### [Exercise brief]
Every record below must be copied exactly, with images dropped.

Dataset entries Block Start

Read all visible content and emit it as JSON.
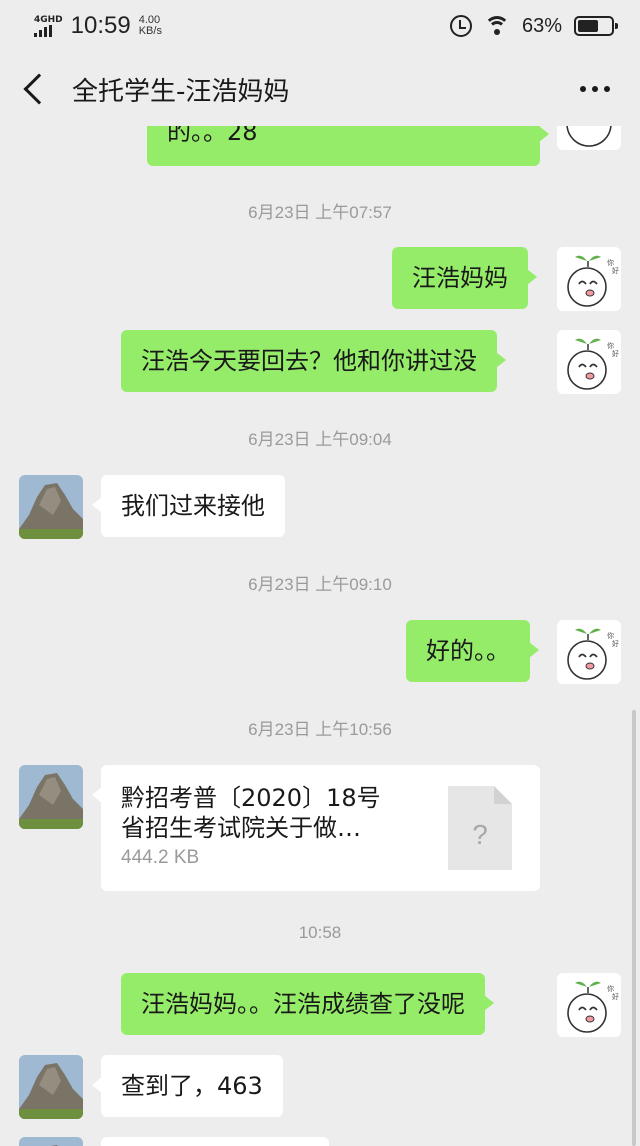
{
  "status_bar": {
    "network": "4GHD",
    "time": "10:59",
    "speed_value": "4.00",
    "speed_unit": "KB/s",
    "battery": "63%",
    "battery_level": 0.63
  },
  "header": {
    "title": "全托学生-汪浩妈妈"
  },
  "messages": {
    "m0": "的。。28",
    "t1": "6月23日 上午07:57",
    "m1": "汪浩妈妈",
    "m2": "汪浩今天要回去？他和你讲过没",
    "t2": "6月23日 上午09:04",
    "m3": "我们过来接他",
    "t3": "6月23日 上午09:10",
    "m4": "好的。。",
    "t4": "6月23日 上午10:56",
    "file": {
      "name_line1": "黔招考普〔2020〕18号",
      "name_line2": "省招生考试院关于做…",
      "size": "444.2 KB",
      "icon_glyph": "?"
    },
    "t5": "10:58",
    "m5": "汪浩妈妈。。汪浩成绩查了没呢",
    "m6": "查到了，463"
  },
  "colors": {
    "background": "#ededed",
    "outgoing_bubble": "#95ec69",
    "incoming_bubble": "#ffffff",
    "timestamp": "#9a9a9a"
  }
}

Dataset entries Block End

### [Written response]
Read all visible content and emit it as JSON.
{
  "status_bar": {
    "network": "4GHD",
    "time": "10:59",
    "speed_value": "4.00",
    "speed_unit": "KB/s",
    "battery": "63%",
    "battery_level": 0.63
  },
  "header": {
    "title": "全托学生-汪浩妈妈"
  },
  "messages": {
    "m0": "的。。28",
    "t1": "6月23日 上午07:57",
    "m1": "汪浩妈妈",
    "m2": "汪浩今天要回去？他和你讲过没",
    "t2": "6月23日 上午09:04",
    "m3": "我们过来接他",
    "t3": "6月23日 上午09:10",
    "m4": "好的。。",
    "t4": "6月23日 上午10:56",
    "file": {
      "name_line1": "黔招考普〔2020〕18号",
      "name_line2": "省招生考试院关于做…",
      "size": "444.2 KB",
      "icon_glyph": "?"
    },
    "t5": "10:58",
    "m5": "汪浩妈妈。。汪浩成绩查了没呢",
    "m6": "查到了，463"
  },
  "colors": {
    "background": "#ededed",
    "outgoing_bubble": "#95ec69",
    "incoming_bubble": "#ffffff",
    "timestamp": "#9a9a9a"
  }
}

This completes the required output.